Dyer, M. (2004) Performance of flood embankments in England and Wales. Proceedings of the ICE - Civil Engineering, 157. pp. 177-186. ISSN 0965-089XFull text not available in this repository. (Request a copy from the Strathclyde author)
There are some 35 000 km of estuarine and river flood defence embankments in England and Wales with an annual budget of approximately £450million spent on maintenance and new construction. The effective performance of these embankments during extreme flood events is critical for the provision of sustainable flood defences. However flood embankments can become less effective over a period of time for a number of reasons such as (a) increased frequency of flooding due to climate change, (b) an increase in the required standard of service or other functional requirements and (c) long-term deterioration from the intended condition - as constructed or maintained. The tendency for earth embankments to deteriorate with time is of particular concern because climate change and the increasing rate of occurrence of extreme events are leading to an increase in loading. This paper reviews the geotechnical factors that can affect the performance of fluvial and estuarine flood defence embankments in the short and long term. The review considers the traditional methods used to construct flood embankments compared with modern techniques, the type of local materials used for construction, the range of possible geotechnical factors that can lead to a loss of performance and finally case histories of embankment breaches.
|Keywords:||water management, water, flood defence, flooding, geotechnical engineering, Engineering (General). Civil engineering (General), Civil and Structural Engineering|
|Subjects:||Technology > Engineering (General). Civil engineering (General)|

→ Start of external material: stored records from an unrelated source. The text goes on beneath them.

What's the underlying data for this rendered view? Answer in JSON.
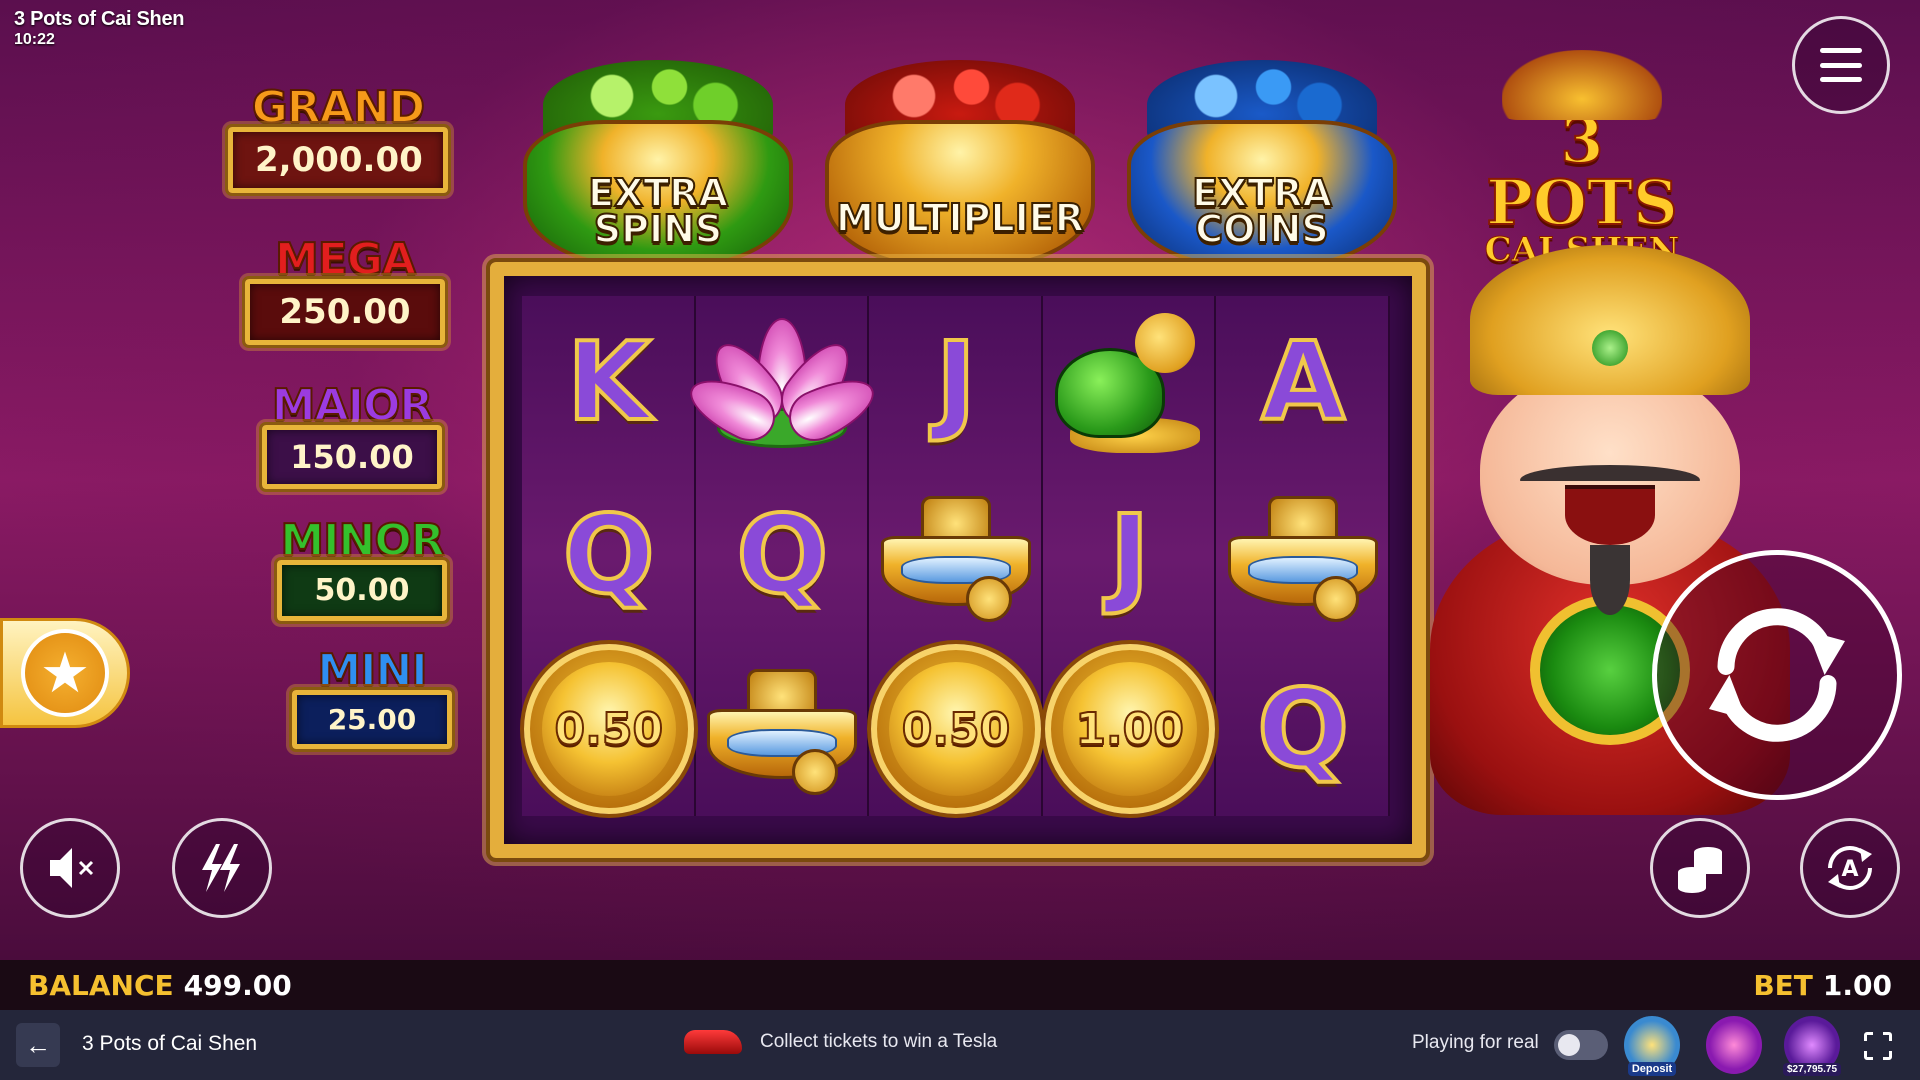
{
  "header": {
    "title": "3 Pots of Cai Shen",
    "time": "10:22"
  },
  "jackpots": [
    {
      "label": "GRAND",
      "value": "2,000.00"
    },
    {
      "label": "MEGA",
      "value": "250.00"
    },
    {
      "label": "MAJOR",
      "value": "150.00"
    },
    {
      "label": "MINOR",
      "value": "50.00"
    },
    {
      "label": "MINI",
      "value": "25.00"
    }
  ],
  "pots": [
    {
      "label_line1": "EXTRA",
      "label_line2": "SPINS",
      "color": "#2f9a12"
    },
    {
      "label_line1": "MULTIPLIER",
      "label_line2": "",
      "color": "#c81a10"
    },
    {
      "label_line1": "EXTRA",
      "label_line2": "COINS",
      "color": "#1a58c8"
    }
  ],
  "logo": {
    "line1": "3 POTS",
    "line2": "CAI SHEN"
  },
  "reels": {
    "row1": [
      "K",
      "lotus-icon",
      "J",
      "turtle-icon",
      "A"
    ],
    "row2": [
      "Q",
      "Q",
      "ingot-icon",
      "J",
      "ingot-icon"
    ],
    "row3": [
      "0.50",
      "ingot-icon",
      "0.50",
      "1.00",
      "Q"
    ]
  },
  "status": {
    "balance_label": "BALANCE",
    "balance_value": "499.00",
    "bet_label": "BET",
    "bet_value": "1.00"
  },
  "nav": {
    "back_icon": "arrow-left-icon",
    "title": "3 Pots of Cai Shen",
    "promo_text": "Collect tickets to win a Tesla",
    "playing_label": "Playing for real",
    "bonus_badge": "Deposit",
    "jackpot_badge": "$27,795.75"
  },
  "colors": {
    "accent_gold": "#f5c030",
    "nav_bg": "#24263a",
    "reel_bg": "#4a0e5a"
  }
}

|Department:||Faculty of Engineering > Civil and Environmental Engineering|
|Depositing user:||Strathprints Administrator|
|Date Deposited:||28 Jun 2007|
|Last modified:||06 Jan 2017 03:29|